True empires, Münkler insists, if they want to be Weltreiche and not mere Großreiche, require not only an imposing expansion in space but also a substantial duration over time. Crucially, they need to be capable of trans-generational regeneration after an initial phase of charismatic take-off has exhausted itself. On this count—conveniently, of course, for current purposes—the Napoleonic, Bismarckian and Nazi (even, more perversely, Japanese) ventures drop out of the picture. Indeed, real empires need to have passed through at least one cycle of rise and decline, plus a renewed period of ascent. Spatially, empires tend to be co-extensive with their ‘worlds’ in the sense that imperial co-existence and co-recognition is a contradiction in terms, leading inescapably to inter-imperial conflict. Exception is made for those cases where ‘parallel empires’ co-exist, but failed to interact due to their mutual geographical isolation, as in the case of Imperial Rome and Han China. The historical trend line, in any case, leads to a spatial congruence between a single empire and the globe (henceforward including outer space), even though the move towards informal empire imparts a transglobal, rather than a global, character to the American project. While Münkler notionally allows for hegemony as a possible third category, defined as predominance over a group of formally equal actors in which the hegemon assumes the position of primus inter pares, in practice his essential classification of political communities is exhausted by a fundamental state-empire dualism.

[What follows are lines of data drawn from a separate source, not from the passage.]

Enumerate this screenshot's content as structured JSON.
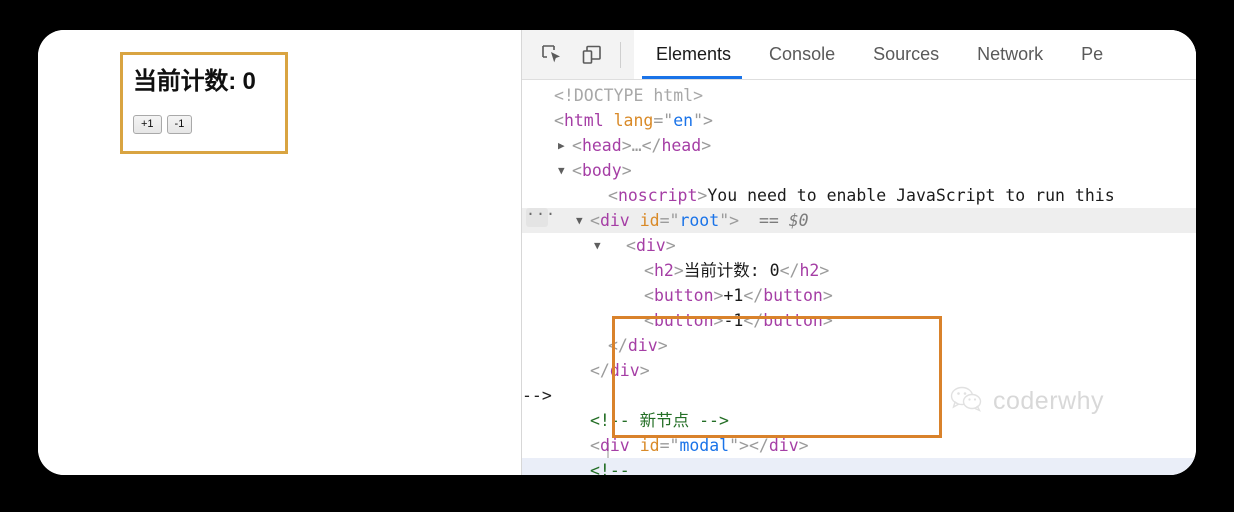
{
  "preview": {
    "counter": {
      "heading": "当前计数: 0",
      "increment_label": "+1",
      "decrement_label": "-1",
      "border_color": "#d9a441"
    }
  },
  "devtools": {
    "toolbar": {
      "icons": [
        {
          "name": "inspect-element-icon",
          "title": "Inspect"
        },
        {
          "name": "device-toolbar-icon",
          "title": "Toggle device toolbar"
        }
      ],
      "tabs": [
        {
          "label": "Elements",
          "active": true
        },
        {
          "label": "Console",
          "active": false
        },
        {
          "label": "Sources",
          "active": false
        },
        {
          "label": "Network",
          "active": false
        },
        {
          "label": "Pe",
          "active": false
        }
      ],
      "active_tab_color": "#1a73e8"
    },
    "dom_tree": {
      "highlight_color": "#d9822b",
      "selected_row_color": "#eaeef8",
      "rows": [
        {
          "id": "doctype",
          "text": "<!DOCTYPE html>"
        },
        {
          "id": "html-open",
          "tag": "html",
          "attr": "lang",
          "value": "en"
        },
        {
          "id": "head",
          "text": "<head>…</head>"
        },
        {
          "id": "body-open",
          "text": "<body>"
        },
        {
          "id": "noscript",
          "tag": "noscript",
          "text": "You need to enable JavaScript to run this"
        },
        {
          "id": "root-div",
          "tag": "div",
          "attr": "id",
          "value": "root",
          "suffix": "== $0"
        },
        {
          "id": "inner-div",
          "text": "<div>"
        },
        {
          "id": "h2",
          "tag": "h2",
          "text": "当前计数: 0"
        },
        {
          "id": "button-plus",
          "tag": "button",
          "text": "+1"
        },
        {
          "id": "button-minus",
          "tag": "button",
          "text": "-1"
        },
        {
          "id": "inner-div-close",
          "text": "</div>"
        },
        {
          "id": "root-div-close",
          "text": "</div>"
        },
        {
          "id": "comment-new-node",
          "text": "<!-- 新节点 -->"
        },
        {
          "id": "modal-div",
          "tag": "div",
          "attr": "id",
          "value": "modal"
        },
        {
          "id": "comment-open",
          "text": "<!--"
        }
      ],
      "labels": {
        "doctype": "<!DOCTYPE html>",
        "html_tag": "html",
        "lang_attr": "lang",
        "lang_value": "en",
        "head_collapsed": "…",
        "body_tag": "body",
        "noscript_tag": "noscript",
        "noscript_text": "You need to enable JavaScript to run this",
        "div_tag": "div",
        "id_attr": "id",
        "root_value": "root",
        "modal_value": "modal",
        "selected_marker": "== $0",
        "h2_tag": "h2",
        "h2_text": "当前计数: 0",
        "button_tag": "button",
        "button_plus_text": "+1",
        "button_minus_text": "-1",
        "comment_new_node": "<!-- 新节点 -->",
        "comment_open": "<!--",
        "more_badge": "···"
      }
    }
  },
  "watermark": {
    "text": "coderwhy",
    "icon": "wechat-icon"
  }
}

What are the distinct imperatives of imperial rule? Within their sphere of domination, empires are compelled to political or military intervention to maintain their credibility, prestige and, ultimately, power and influence. Here neutrality is not an option: Thucydides’s Melian Dialogue sets out the reasons why satellites must be kept engaged in and subordinated to the common imperial project. Melos could not stay out of Athens’s conflict with Sparta; in more recent idiom, ‘who is not for us is against us’. For their part, inter-imperial relations are governed by permanent geopolitical competition over relative standing, a drive towards hierarchization grounded in the demands of power politics and manifested in a series of asymmetric—typically proxy—wars, conducted against minor peripheral powers. These signal prestige and strike-capacity to imperial rivals. Ultimately, inter-imperial hegemonic wars decide the fate of the world order.

If the theoretical construction so far offers a quasi-realist account of geopolitical force fields, in a central chapter Münkler returns to the domestic politics that govern the trajectory of empires. Here, after evoking Polybius’s and Machiavelli’s political cycles, Münkler appeals to Michael Mann’s four sources of power (ideological, economic, military and political) and Michael Doyle’s notion of an ‘Augustan threshold’, to reject either economistic or uni-cyclical models of imperial ascent and descent, for multi-factor and pluri-cyclical explanations of the variable rhythms of rise and decline. Of the latter two theoretical crutches, more is made of the second than the first. In Doyle’s version, the Augustan moment signifies a series of fundamental constitutional and moral reforms—in Rome, Octavian’s sealing of the transition from de-centralized republicanism to re-centralized authoritarian rule—in which empires terminate their phases of military expansion and enter long periods of socio-political consolidation and imperial order.